Some of the highlights include: Prawn head, camembert cheese, chestnut (oh so good!) and sweet onions (this is saying a lot coming from a hardcore onion hater like myself)

Not so great: Chilli. Just because…


Sushi Dai
Address: 5-2-1 Tsukiji, Tokyo (Map)
Station: Tsukijijo Station (2 min) or Tsukiji Station (10 min)
Telephone: +81 (0) 3-3547-679
Opening Hours: Mon-Sat 5am-2pm
Meal price: Omakase Set (3900¥)

Mitsukoshi Ginza
Address: 4-6-16 Ginza, Chuo, Tokyo (Map)
Station: Ginza Station (Tokyo Metro Ginza/Hibiya/ Marunouchi Lines)
Telephone: +81 (0) 3-3562-1111
Opening Hours: Daily 10am-8pm

Tatsukichi Akihabara
Address: Soto-Kanda 4-14-1, Akiba Ichi 3F (Map)
Station: Akihabara Station
Telephone: +81 (0) 3-5289-8331
Opening Hours: Daily 4-11pm

25

Sep

Day 1: Tokyo

This is a long overdue recollection of my trip to Japan in September 2011. We spent a few days relaxing in Kuala Lumpur, while attempting to miraculously boost our fitness level in preparation for Japan. We were giddy with excitement when it was finally time to take off!


Itinerary: Kuala Lumpur - Tokyo - Ikebukuro


Breakfast: Village Park
Lunch: Air Asia plane food
Supper: Mutekiya Ramen

One of my favourite breakfast! Soft boiled eggs with soy sauce and a dash of pepper, thinly sliced crisp kaya toast and white coffee. Mmmm. 

image

We arrived later than expected at Haneda Airport (around 12am) and I was scrambling to call my friend who was supposed to wait for us at the hotel for some midnight ramen. No luck with reception unfortunately - but upon seeing the first vending machine of the trip I was instantly cheered up. I needed some sugar and picked this ‘Aserora’ Cherry…juice? It was pretty sweet and refreshing.

image

Thankfully we organised for an airport pick up service. Very friendly driver - he chatted to us about Tokyo traffic and the crappy weather they’ve had recently. For what we paid between the 6 of us (around $40-45 per person for a return trip), it was quite reasonable.

image

Upon arrival at our tiny(!) hotel in Ikebukuro - we caught up with Andrea who fell asleep whilst waiting for us. Fueled with hunger, we made our way to a ramen shop nearby from my last trip in 2009. Thanks to offline maps and GPS we didn’t get lost this time - which is good as it was about 12:30am when we left.

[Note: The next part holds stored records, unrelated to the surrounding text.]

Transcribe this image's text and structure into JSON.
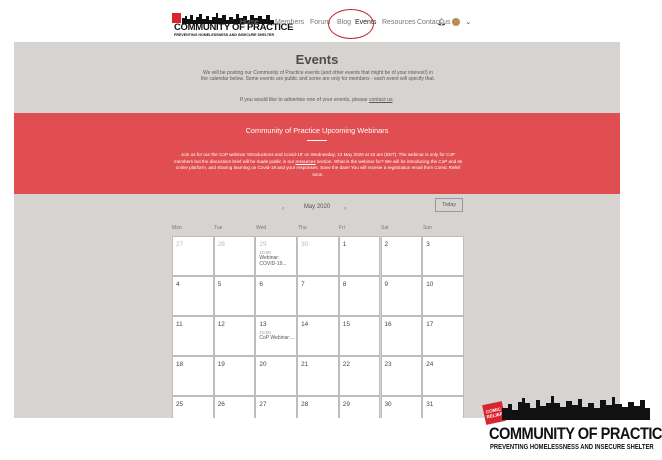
{
  "logo": {
    "line1": "COMMUNITY OF PRACTICE",
    "line2": "PREVENTING HOMELESSNESS AND INSECURE SHELTER",
    "badge": "COMIC RELIEF"
  },
  "nav": {
    "items": [
      {
        "label": "Home"
      },
      {
        "label": "Members"
      },
      {
        "label": "Forum"
      },
      {
        "label": "Blog"
      },
      {
        "label": "Events",
        "active": true
      },
      {
        "label": "Resources"
      },
      {
        "label": "Contact us"
      }
    ],
    "icons": [
      "bell-icon",
      "avatar",
      "chevron-down-icon"
    ]
  },
  "page": {
    "title": "Events",
    "intro": "We will be posting our Community of Practice events (and other events that might be of your interest!) in the calendar below. Some events are public and some are only for members - each event will specify that.",
    "advertise_text": "If you would like to advertise one of your events, please",
    "advertise_link": "contact us",
    "advertise_end": "."
  },
  "banner": {
    "title": "Community of Practice Upcoming Webinars",
    "text": "Join us for our the CoP webinar 'Introductions and Covid-19' on Wednesday, 13 May 2020 at 10 am (BST). The webinar is only for CoP members but the discussion brief will be made public in our resources section. What is the webinar for? We will be introducing the CoP and its online platform, and sharing learning on Covid-19 and your responses. Save the date! You will receive a registration email from Comic Relief soon.",
    "link_word": "resources",
    "color": "#e04e51"
  },
  "calendar": {
    "prev_icon": "‹",
    "next_icon": "›",
    "month_label": "May 2020",
    "today_label": "Today",
    "days_of_week": [
      "Mon",
      "Tue",
      "Wed",
      "Thu",
      "Fri",
      "Sat",
      "Sun"
    ],
    "weeks": [
      [
        {
          "day": "27",
          "muted": true
        },
        {
          "day": "28",
          "muted": true
        },
        {
          "day": "29",
          "muted": true,
          "time": "10:00",
          "event": "Webinar: COVID-19..."
        },
        {
          "day": "30",
          "muted": true
        },
        {
          "day": "1"
        },
        {
          "day": "2"
        },
        {
          "day": "3"
        }
      ],
      [
        {
          "day": "4"
        },
        {
          "day": "5"
        },
        {
          "day": "6"
        },
        {
          "day": "7"
        },
        {
          "day": "8"
        },
        {
          "day": "9"
        },
        {
          "day": "10"
        }
      ],
      [
        {
          "day": "11"
        },
        {
          "day": "12"
        },
        {
          "day": "13",
          "time": "10:00",
          "event": "CoP Webinar:..."
        },
        {
          "day": "14"
        },
        {
          "day": "15"
        },
        {
          "day": "16"
        },
        {
          "day": "17"
        }
      ],
      [
        {
          "day": "18"
        },
        {
          "day": "19"
        },
        {
          "day": "20"
        },
        {
          "day": "21"
        },
        {
          "day": "22"
        },
        {
          "day": "23"
        },
        {
          "day": "24"
        }
      ],
      [
        {
          "day": "25"
        },
        {
          "day": "26"
        },
        {
          "day": "27"
        },
        {
          "day": "28"
        },
        {
          "day": "29"
        },
        {
          "day": "30"
        },
        {
          "day": "31"
        }
      ]
    ]
  }
}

Just had to spot this cute wok ornament in front of the shop that breaks down the content of their famous ramen.

image

I ordered their Honmaru Men again, which at the time set the benchmark of being the best ramen I’ve ever had. Gorgeously thick tonkotsu soup base (which apparently takes 16 hours to make) topped with melt-in-your-mouth thick slice of barbecued pork and perfectly soft boiled eggs. The noodles were springy and chewy just as I remembered. So satisfying!

image

It was about 2am by the time we got back to the hotel. Exhausted from the trip, everyone crashed pretty quickly, anticipating the trip to Tsukiji fish market within the next 2-3 hours.


Tokyo Airporter
Private Airport Transfer - Roundtrip
Mini-Van up to 7pax
Total Price : 19,000¥
Payment method : Cash
Comments: Reliable and friendly driver. Recommended if you are traveling in a big group and/or arriving late at night.
http://www.tokyoairporter.com

Mutekiya
Address: Minamiikebukuro 1-17-1 Toshima-ku, Tokyo (Map)
Telephone: +81-3-3982-7656
Opening Hours: 10:30 to 4:00 next day
Recommendation: Honmaru Men
Meal price: Honmaru Men (780¥)
http://www.mutekiya.com/world/index.html

Sakura Hotel Ikebukuro
Address: 2-40-7 Ikebukuro Toshima-ku, Tokyo Japan 171-0014 (Map)
Telephone: +81-3-3971-2237
Approx rates per night: 4,500¥
Comments: Not as clean as the first time I went there. Room had a funky musky smell - but was fine after we turned on the air conditioning.
http://www.sakura-hotel-ikebukuro.com